**Given records:**
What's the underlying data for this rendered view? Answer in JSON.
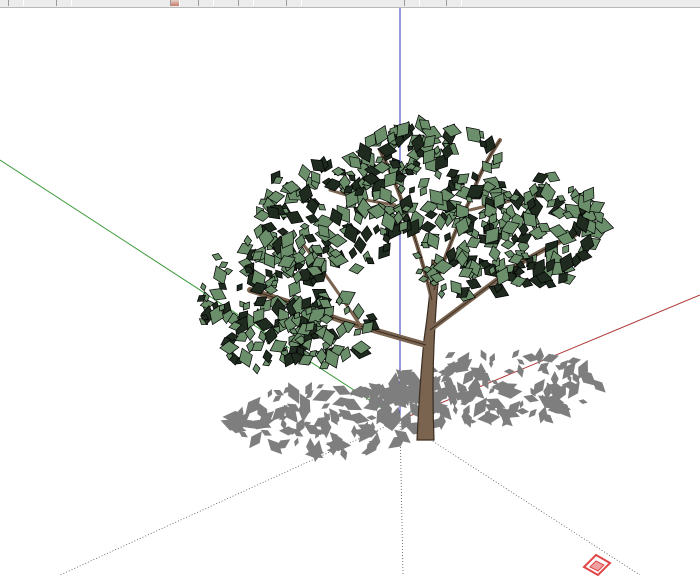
{
  "app": {
    "window_title": "",
    "toolbar": {
      "visible": true,
      "buttons": [
        "tool-1",
        "tool-2",
        "tool-3",
        "tool-4",
        "tool-5",
        "tool-6",
        "tool-7",
        "tool-8"
      ]
    }
  },
  "scene": {
    "object": "tree model",
    "axes": {
      "red": "#b03a3a",
      "green": "#3a9a3a",
      "blue": "#3030b8"
    },
    "colors": {
      "trunk": "#7a6450",
      "trunk_edge": "#3a2d22",
      "leaf": "#6b8f6b",
      "leaf_dark": "#2f4a2f",
      "shadow": "#7e7e7e",
      "background": "#ffffff"
    }
  },
  "icons": {
    "logo": "watermark-logo-icon"
  }
}
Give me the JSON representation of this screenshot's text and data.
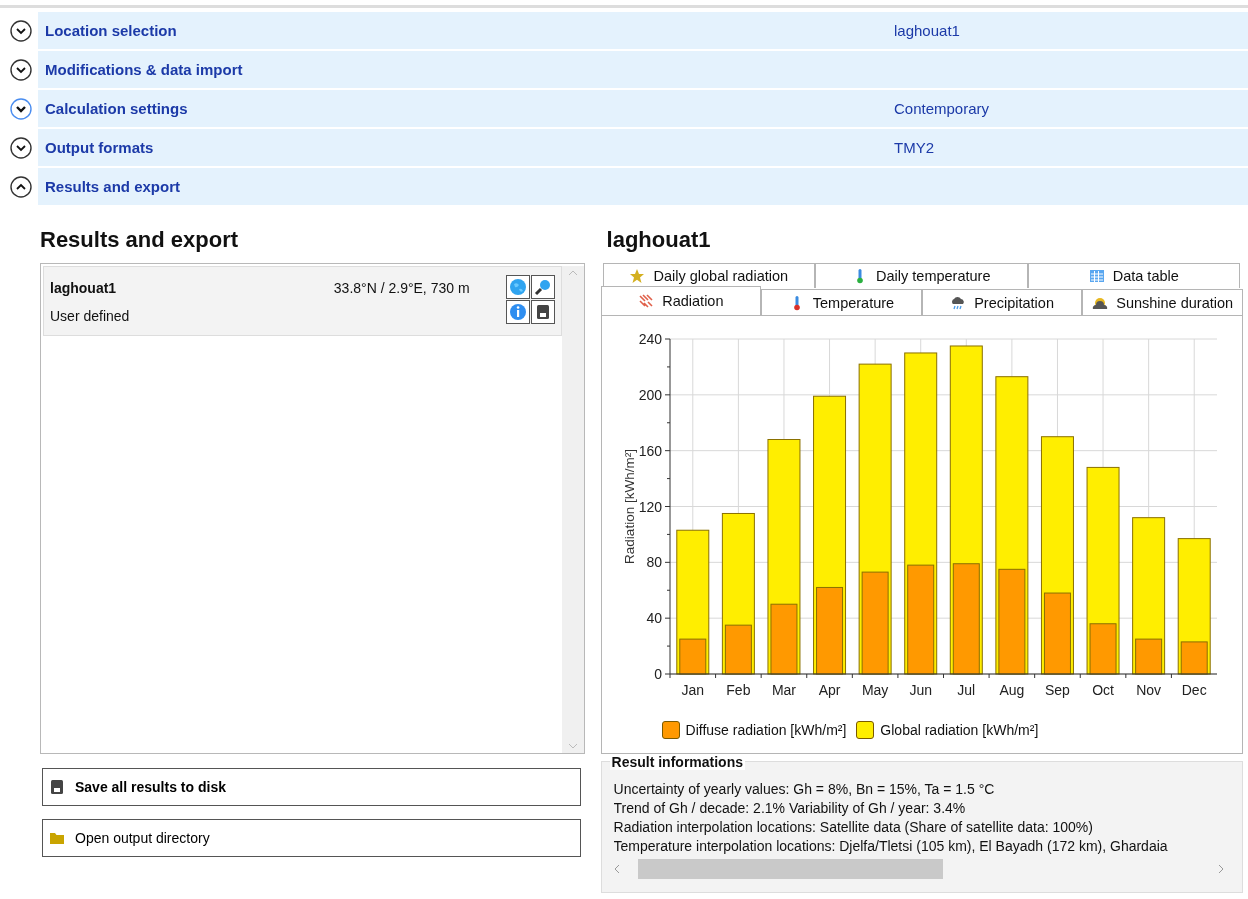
{
  "sections": [
    {
      "label": "Location selection",
      "value": "laghouat1",
      "expanded": false,
      "highlighted": false
    },
    {
      "label": "Modifications & data import",
      "expanded": false,
      "highlighted": false
    },
    {
      "label": "Calculation settings",
      "value": "Contemporary",
      "expanded": false,
      "highlighted": true
    },
    {
      "label": "Output formats",
      "value": "TMY2",
      "expanded": false,
      "highlighted": false
    },
    {
      "label": "Results and export",
      "expanded": true,
      "highlighted": false
    }
  ],
  "results": {
    "title": "Results and export",
    "locations": [
      {
        "name": "laghouat1",
        "coordinates": "33.8°N / 2.9°E, 730 m",
        "source": "User defined",
        "selected": true
      }
    ],
    "buttons": [
      {
        "label": "Save all results to disk",
        "kind": "save"
      },
      {
        "label": "Open output directory",
        "kind": "folder"
      }
    ]
  },
  "detail": {
    "title": "laghouat1",
    "tab_rows": [
      [
        {
          "label": "Daily global radiation",
          "selected": false
        },
        {
          "label": "Daily temperature",
          "selected": false
        },
        {
          "label": "Data table",
          "selected": false
        }
      ],
      [
        {
          "label": "Radiation",
          "selected": true
        },
        {
          "label": "Temperature",
          "selected": false
        },
        {
          "label": "Precipitation",
          "selected": false
        },
        {
          "label": "Sunshine duration",
          "selected": false
        }
      ]
    ],
    "chart_data": {
      "type": "bar",
      "ylabel": "Radiation [kWh/m²]",
      "categories": [
        "Jan",
        "Feb",
        "Mar",
        "Apr",
        "May",
        "Jun",
        "Jul",
        "Aug",
        "Sep",
        "Oct",
        "Nov",
        "Dec"
      ],
      "series": [
        {
          "name": "Diffuse radiation [kWh/m²]",
          "color": "#ff9900",
          "values": [
            25,
            35,
            50,
            62,
            73,
            78,
            79,
            75,
            58,
            36,
            25,
            23
          ]
        },
        {
          "name": "Global radiation [kWh/m²]",
          "color": "#ffee00",
          "values": [
            103,
            115,
            168,
            199,
            222,
            230,
            235,
            213,
            170,
            148,
            112,
            97
          ]
        }
      ],
      "ylim": [
        0,
        240
      ],
      "yticks": [
        0,
        40,
        80,
        120,
        160,
        200,
        240
      ],
      "stacked": false,
      "grid": true,
      "legend": true
    },
    "info": {
      "title": "Result informations",
      "lines": [
        "Uncertainty of yearly values: Gh = 8%, Bn = 15%, Ta = 1.5 °C",
        "Trend of Gh / decade: 2.1%   Variability of Gh / year: 3.4%",
        "Radiation interpolation locations: Satellite data  (Share of satellite data: 100%)",
        "Temperature interpolation locations: Djelfa/Tletsi (105 km), El Bayadh (172 km), Ghardaia"
      ]
    }
  }
}
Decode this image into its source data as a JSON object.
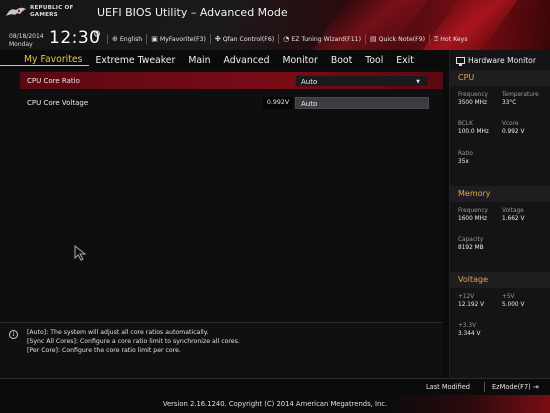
{
  "header": {
    "brand_line1": "REPUBLIC OF",
    "brand_line2": "GAMERS",
    "title": "UEFI BIOS Utility – Advanced Mode",
    "date": "08/18/2014",
    "weekday": "Monday",
    "time": "12:30",
    "toolbar": [
      {
        "icon": "globe-icon",
        "label": "English"
      },
      {
        "icon": "favorite-icon",
        "label": "MyFavorite(F3)"
      },
      {
        "icon": "fan-icon",
        "label": "Qfan Control(F6)"
      },
      {
        "icon": "wizard-icon",
        "label": "EZ Tuning Wizard(F11)"
      },
      {
        "icon": "note-icon",
        "label": "Quick Note(F9)"
      },
      {
        "icon": "question-icon",
        "label": "Hot Keys"
      }
    ]
  },
  "nav": {
    "tabs": [
      "My Favorites",
      "Extreme Tweaker",
      "Main",
      "Advanced",
      "Monitor",
      "Boot",
      "Tool",
      "Exit"
    ],
    "active": "My Favorites"
  },
  "settings": [
    {
      "label": "CPU Core Ratio",
      "value": "Auto",
      "control": "dropdown"
    },
    {
      "label": "CPU Core Voltage",
      "current": "0.992V",
      "value": "Auto",
      "control": "text"
    }
  ],
  "help": {
    "lines": [
      "[Auto]: The system will adjust all core ratios automatically.",
      "[Sync All Cores]: Configure a core ratio limit to synchronize all cores.",
      "[Per Core]: Configure the core ratio limit per core."
    ]
  },
  "hardware_monitor": {
    "title": "Hardware Monitor",
    "cpu": {
      "heading": "CPU",
      "frequency_label": "Frequency",
      "frequency": "3500 MHz",
      "temperature_label": "Temperature",
      "temperature": "33°C",
      "bclk_label": "BCLK",
      "bclk": "100.0 MHz",
      "vcore_label": "Vcore",
      "vcore": "0.992 V",
      "ratio_label": "Ratio",
      "ratio": "35x"
    },
    "memory": {
      "heading": "Memory",
      "frequency_label": "Frequency",
      "frequency": "1600 MHz",
      "voltage_label": "Voltage",
      "voltage": "1.662 V",
      "capacity_label": "Capacity",
      "capacity": "8192 MB"
    },
    "voltage": {
      "heading": "Voltage",
      "v12_label": "+12V",
      "v12": "12.192 V",
      "v5_label": "+5V",
      "v5": "5.000 V",
      "v33_label": "+3.3V",
      "v33": "3.344 V"
    }
  },
  "footer": {
    "last_modified": "Last Modified",
    "ezmode": "EzMode(F7)",
    "copyright": "Version 2.16.1240. Copyright (C) 2014 American Megatrends, Inc."
  },
  "colors": {
    "accent_red": "#7a0c14",
    "active_tab": "#e6c44a",
    "section_heading": "#e6a54a"
  }
}
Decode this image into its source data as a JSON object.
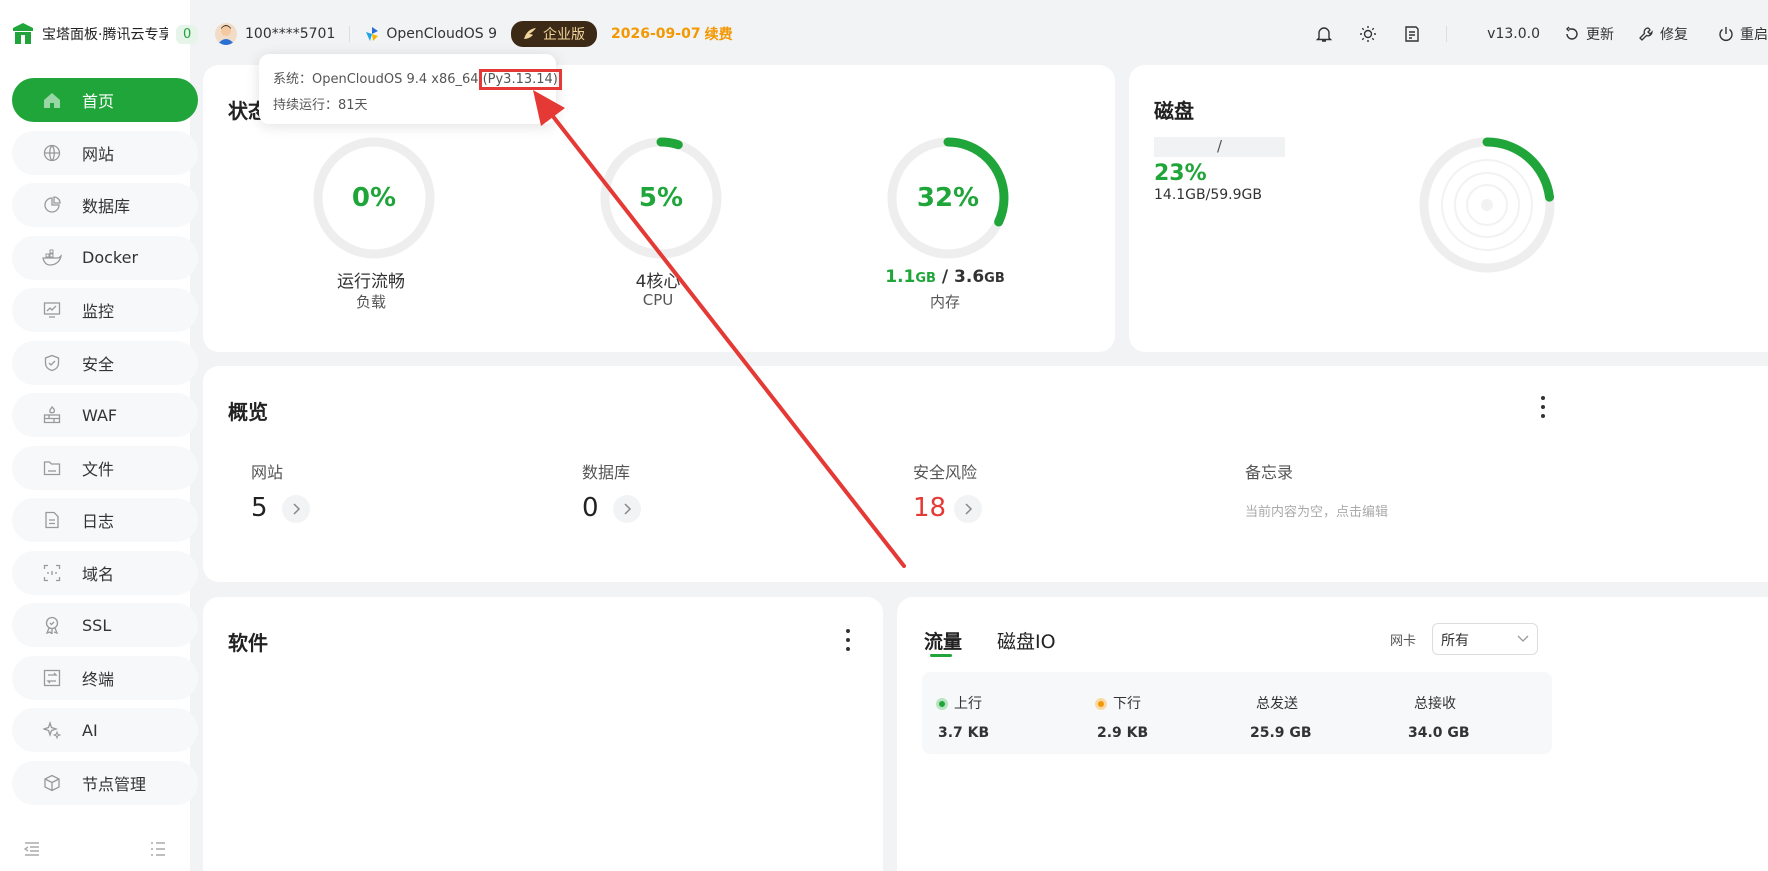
{
  "brand": {
    "name": "宝塔面板·腾讯云专享版",
    "badge": "0"
  },
  "nav": [
    {
      "label": "首页",
      "icon": "home-icon",
      "active": true
    },
    {
      "label": "网站",
      "icon": "globe-icon"
    },
    {
      "label": "数据库",
      "icon": "database-icon"
    },
    {
      "label": "Docker",
      "icon": "docker-icon"
    },
    {
      "label": "监控",
      "icon": "monitor-icon"
    },
    {
      "label": "安全",
      "icon": "shield-icon"
    },
    {
      "label": "WAF",
      "icon": "firewall-icon"
    },
    {
      "label": "文件",
      "icon": "folder-icon"
    },
    {
      "label": "日志",
      "icon": "log-icon"
    },
    {
      "label": "域名",
      "icon": "domain-icon"
    },
    {
      "label": "SSL",
      "icon": "ssl-icon"
    },
    {
      "label": "终端",
      "icon": "terminal-icon"
    },
    {
      "label": "AI",
      "icon": "ai-icon"
    },
    {
      "label": "节点管理",
      "icon": "node-icon"
    }
  ],
  "topbar": {
    "user": "100****5701",
    "os": "OpenCloudOS 9",
    "edition": "企业版",
    "expire": "2026-09-07",
    "renew": "续费",
    "version": "v13.0.0",
    "update": "更新",
    "repair": "修复",
    "restart": "重启"
  },
  "tooltip": {
    "system_prefix": "系统：OpenCloudOS 9.4 x86_64",
    "python": "(Py3.13.14)",
    "uptime": "持续运行：81天"
  },
  "status": {
    "title": "状态",
    "load": {
      "value": "0%",
      "percent": 0,
      "label": "运行流畅",
      "sub": "负载"
    },
    "cpu": {
      "value": "5%",
      "percent": 5,
      "label": "4核心",
      "sub": "CPU"
    },
    "mem": {
      "value": "32%",
      "percent": 32,
      "used": "1.1",
      "used_unit": "GB",
      "sep": "/",
      "total": "3.6",
      "total_unit": "GB",
      "sub": "内存"
    }
  },
  "disk": {
    "title": "磁盘",
    "path": "/",
    "value": "23%",
    "percent": 23,
    "usage": "14.1GB/59.9GB"
  },
  "overview": {
    "title": "概览",
    "items": [
      {
        "label": "网站",
        "value": "5"
      },
      {
        "label": "数据库",
        "value": "0"
      },
      {
        "label": "安全风险",
        "value": "18"
      }
    ],
    "memo_label": "备忘录",
    "memo_text": "当前内容为空，点击编辑"
  },
  "software": {
    "title": "软件"
  },
  "traffic": {
    "tabs": [
      "流量",
      "磁盘IO"
    ],
    "nic_label": "网卡",
    "nic_value": "所有",
    "up_label": "上行",
    "up_value": "3.7 KB",
    "down_label": "下行",
    "down_value": "2.9 KB",
    "sent_label": "总发送",
    "sent_value": "25.9 GB",
    "recv_label": "总接收",
    "recv_value": "34.0 GB"
  },
  "colors": {
    "accent": "#20a53a",
    "danger": "#e53935",
    "warning": "#f39800"
  }
}
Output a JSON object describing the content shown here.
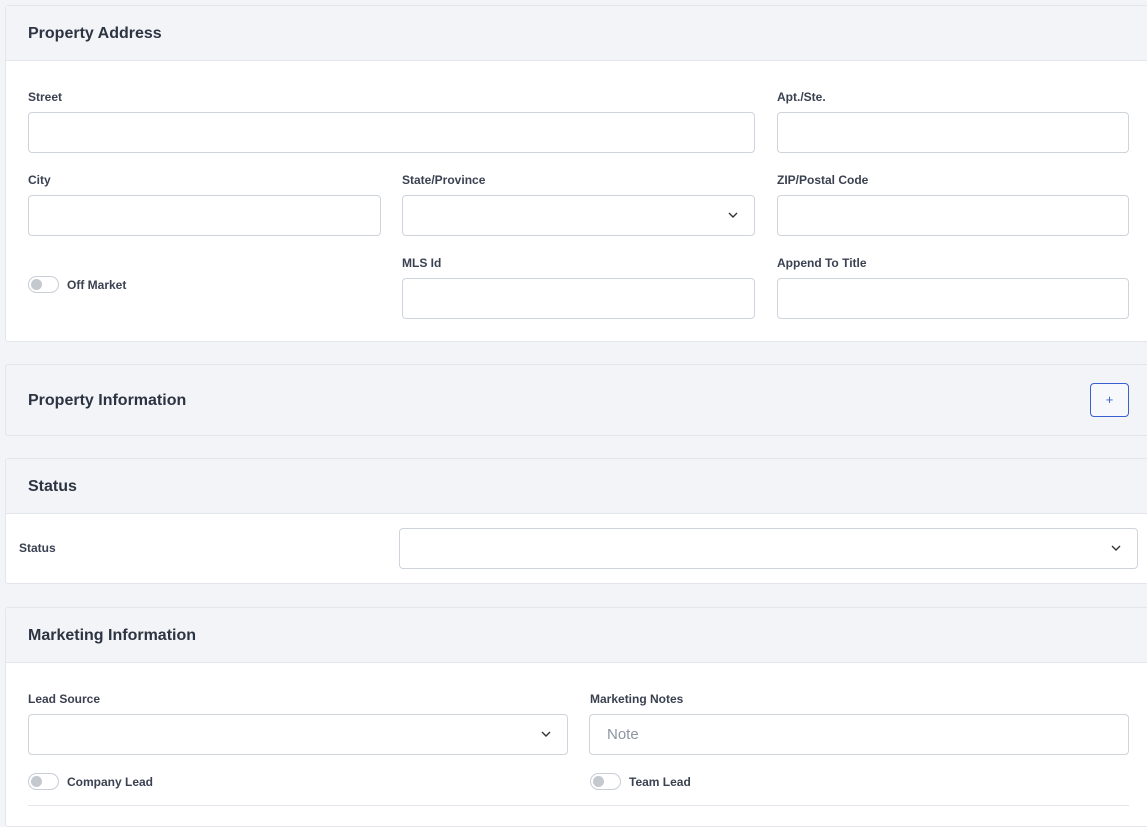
{
  "property_address": {
    "title": "Property Address",
    "street_label": "Street",
    "apt_label": "Apt./Ste.",
    "city_label": "City",
    "state_label": "State/Province",
    "zip_label": "ZIP/Postal Code",
    "off_market_label": "Off Market",
    "mls_label": "MLS Id",
    "append_title_label": "Append To Title"
  },
  "property_information": {
    "title": "Property Information",
    "add_label": "+"
  },
  "status": {
    "title": "Status",
    "status_label": "Status"
  },
  "marketing": {
    "title": "Marketing Information",
    "lead_source_label": "Lead Source",
    "notes_label": "Marketing Notes",
    "notes_placeholder": "Note",
    "company_lead_label": "Company Lead",
    "team_lead_label": "Team Lead"
  }
}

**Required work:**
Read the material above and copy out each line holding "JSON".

**Response area:**
What's the underlying data for this rendered view? Answer in JSON.
Give me the JSON representation of this screenshot's text and data.
Decode this image into its source data as a JSON object.
Decode this image into its source data as a JSON object.
Output a JSON object describing the content shown here.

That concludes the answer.